Pit bull's fate hangs in the balance - WALB.com, Albany News, Weather, Sports

Pit bull's fate hangs in the balance

  • More WALB News10 HeadlinesMore News HeadlinesMore>>

  • South Georgians encouraged to get screened for oral cancer

    South Georgians encouraged to get screened for oral cancer

    Thursday, April 17 2014 4:49 PM EDT2014-04-17 20:49:56 GMT
    Valdosta dentists are encouraging people to get regularly checked for oral cancers That's part of the reason South Georgia Medical Center is holding a free oral cancer screening event Thursday nightMore >>
    That's part of the reason South Georgia Medical Center is holding a free oral cancer screening event Thursday night at the Pearlman Cancer Center at SGMC.More >>
  • Coffee Co. schools release early Friday

    Coffee Co. schools release early Friday

    Thursday, April 17 2014 4:44 PM EDT2014-04-17 20:44:13 GMT
    The Coffee County Schools System says that due to projections of heavy rain and a flood watch in our area on Friday afternoon, they will dismiss early on Friday, April 18.  The standard early releaseMore >>
    The Coffee County Schools System says that due to projections of heavy rain and a flood watch in our area on Friday afternoon, they will dismiss early on Friday, April 18.More >>
  • Michelle Nunn tours Valdosta food bank

    Michelle Nunn tours Valdosta food bank
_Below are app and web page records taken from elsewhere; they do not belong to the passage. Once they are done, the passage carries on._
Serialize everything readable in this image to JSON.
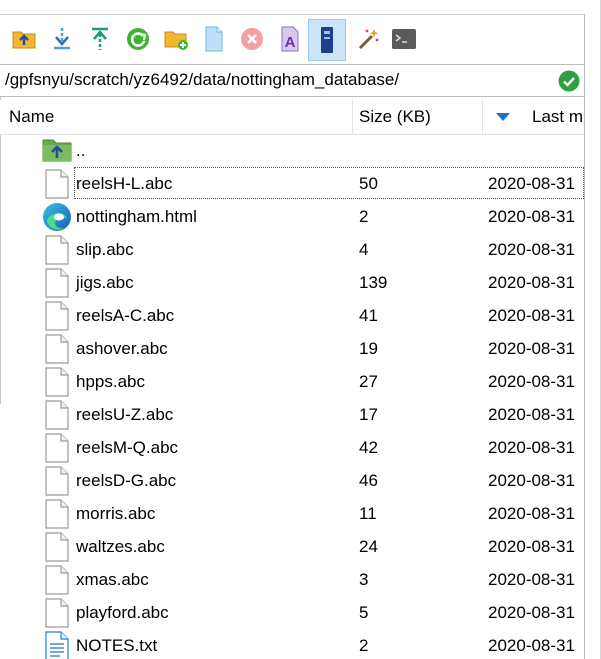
{
  "toolbar": {
    "buttons": [
      {
        "name": "parent-directory-button",
        "icon": "folder-up-icon"
      },
      {
        "name": "download-button",
        "icon": "download-arrow-icon"
      },
      {
        "name": "upload-button",
        "icon": "upload-arrow-icon"
      },
      {
        "name": "refresh-button",
        "icon": "refresh-icon"
      },
      {
        "name": "new-folder-button",
        "icon": "new-folder-icon"
      },
      {
        "name": "new-file-button",
        "icon": "new-file-icon"
      },
      {
        "name": "delete-button",
        "icon": "delete-icon"
      },
      {
        "name": "rename-button",
        "icon": "rename-icon"
      },
      {
        "name": "properties-button",
        "icon": "properties-icon",
        "active": true
      },
      {
        "name": "find-button",
        "icon": "magic-wand-icon"
      },
      {
        "name": "terminal-button",
        "icon": "terminal-icon"
      }
    ]
  },
  "path": {
    "value": "/gpfsnyu/scratch/yz6492/data/nottingham_database/"
  },
  "columns": {
    "name": "Name",
    "size": "Size (KB)",
    "modified": "Last m"
  },
  "parent_row": {
    "name": ".."
  },
  "files": [
    {
      "name": "reelsH-L.abc",
      "size": "50",
      "date": "2020-08-31",
      "icon": "file-icon"
    },
    {
      "name": "nottingham.html",
      "size": "2",
      "date": "2020-08-31",
      "icon": "edge-browser-icon"
    },
    {
      "name": "slip.abc",
      "size": "4",
      "date": "2020-08-31",
      "icon": "file-icon"
    },
    {
      "name": "jigs.abc",
      "size": "139",
      "date": "2020-08-31",
      "icon": "file-icon"
    },
    {
      "name": "reelsA-C.abc",
      "size": "41",
      "date": "2020-08-31",
      "icon": "file-icon"
    },
    {
      "name": "ashover.abc",
      "size": "19",
      "date": "2020-08-31",
      "icon": "file-icon"
    },
    {
      "name": "hpps.abc",
      "size": "27",
      "date": "2020-08-31",
      "icon": "file-icon"
    },
    {
      "name": "reelsU-Z.abc",
      "size": "17",
      "date": "2020-08-31",
      "icon": "file-icon"
    },
    {
      "name": "reelsM-Q.abc",
      "size": "42",
      "date": "2020-08-31",
      "icon": "file-icon"
    },
    {
      "name": "reelsD-G.abc",
      "size": "46",
      "date": "2020-08-31",
      "icon": "file-icon"
    },
    {
      "name": "morris.abc",
      "size": "11",
      "date": "2020-08-31",
      "icon": "file-icon"
    },
    {
      "name": "waltzes.abc",
      "size": "24",
      "date": "2020-08-31",
      "icon": "file-icon"
    },
    {
      "name": "xmas.abc",
      "size": "3",
      "date": "2020-08-31",
      "icon": "file-icon"
    },
    {
      "name": "playford.abc",
      "size": "5",
      "date": "2020-08-31",
      "icon": "file-icon"
    },
    {
      "name": "NOTES.txt",
      "size": "2",
      "date": "2020-08-31",
      "icon": "text-file-icon"
    }
  ],
  "colors": {
    "selection": "#cce4f7",
    "sort_arrow": "#1a73c8",
    "ok": "#2ea043"
  }
}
    Thursday, April 17 2014 4:42 PM EDT2014-04-17 20:42:47 GMT
    U.S. Senate candidate Michelle Nunn now has a better idea of just how important food banks are to South Georgia. Nunn requested a tour of the Second Harvest food bank in Valdosta. It's part of herMore >>
    Nunn requested a tour of the Second Harvest food bank in Valdosta. It's part of her initiative to highlight organizations across Georgia that are giving back to their community.More >>
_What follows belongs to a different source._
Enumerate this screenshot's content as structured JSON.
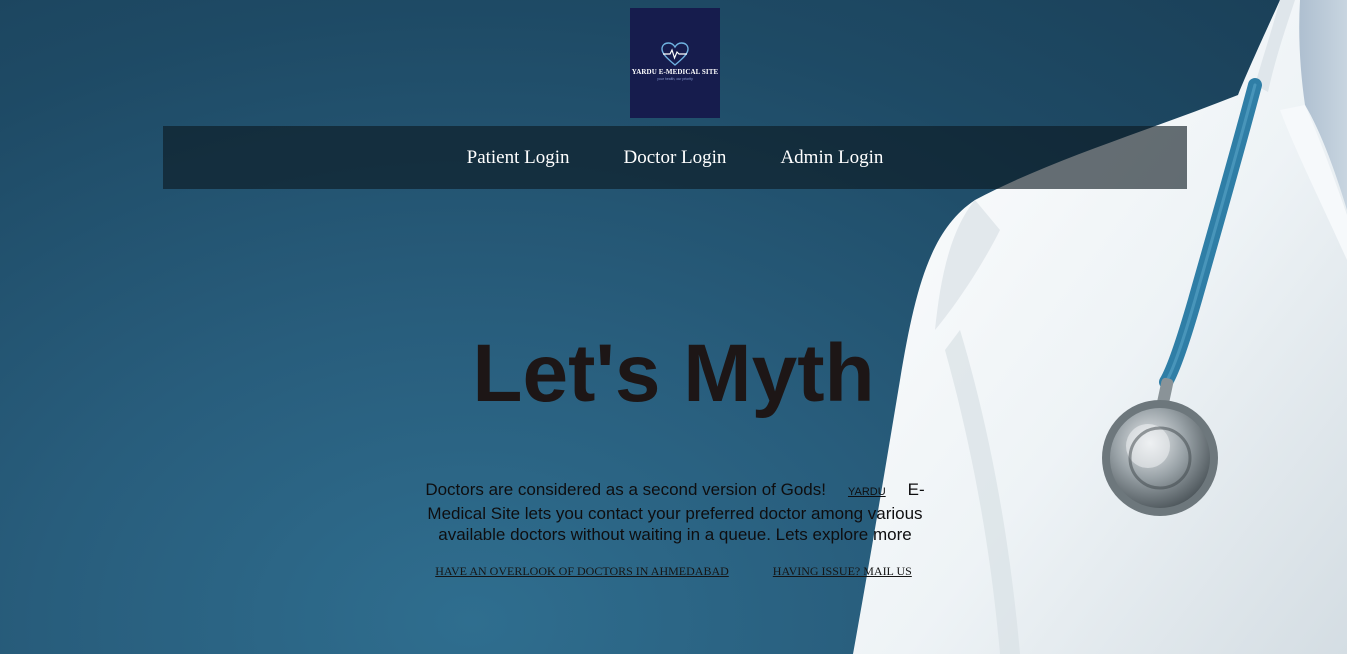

July 26, 2007

Thomasville--  Kim Arrington, with the Thomas county humane society says this 3 to 4 year-old pit bull is one of the sweetest dogs you'll ever meet.   "She'll kiss you all day long, she's a very loving dog."

Put her in contact with other dogs, and you'll see a different side.  "Some dogs she's ok with, but most she's aggressive towards," says Arrington.  She say's in her experience this means, "she's dog aggressive because of where she's been fighting."

She was in bad shape when she was brought here after her owner was arrested on charges of dog fighting.  "She's missing half of her lip, right here. She's got several scars. Her ears have been cut.  She had so much infection in her body when we got her we didn't know if she'd make it or not," Arrington says.

Humane society director Carol Jones says they frequently get called out to bring in dogs who are injured or have obviously been fighting.  "Up 'til now fines and penalties have been just slaps on the hand. People that are doing it turn right around and get back into it," says Jones.

This strong-willed pit-bull has managed to fight her way back from near death.  But it might not be for long.   "These dogs, their fate is to die one way or the other.  In the dog fighting situations they're either going to be killed by another dog, or killed by their owners for not performing," Jones says.  If her owner is convicted, the humane society will be forced to euthanize her.

"This just breaks our heart. We get so many dogs in here like this that love us, and to know their fate . . . at the end of the day we all go home and cry," says Arrington.  So many have sad endings, but veryone here is hoping the recent publicity surrounding dog fighting will serve some good in the end.  "This problem, this disgusting fighting situation will attract the attention it needs to get it taken care of," says Jones.

She says it will take much stiffer penalties to actually see a change.  The director of the Thomas County Humane Society says they bring in dogs who have been fighting in the area, 5 or 6 times a year.

 

Feedback: news@walb.com?subject=PitBullFuture/sb

 

Powered by WorldNow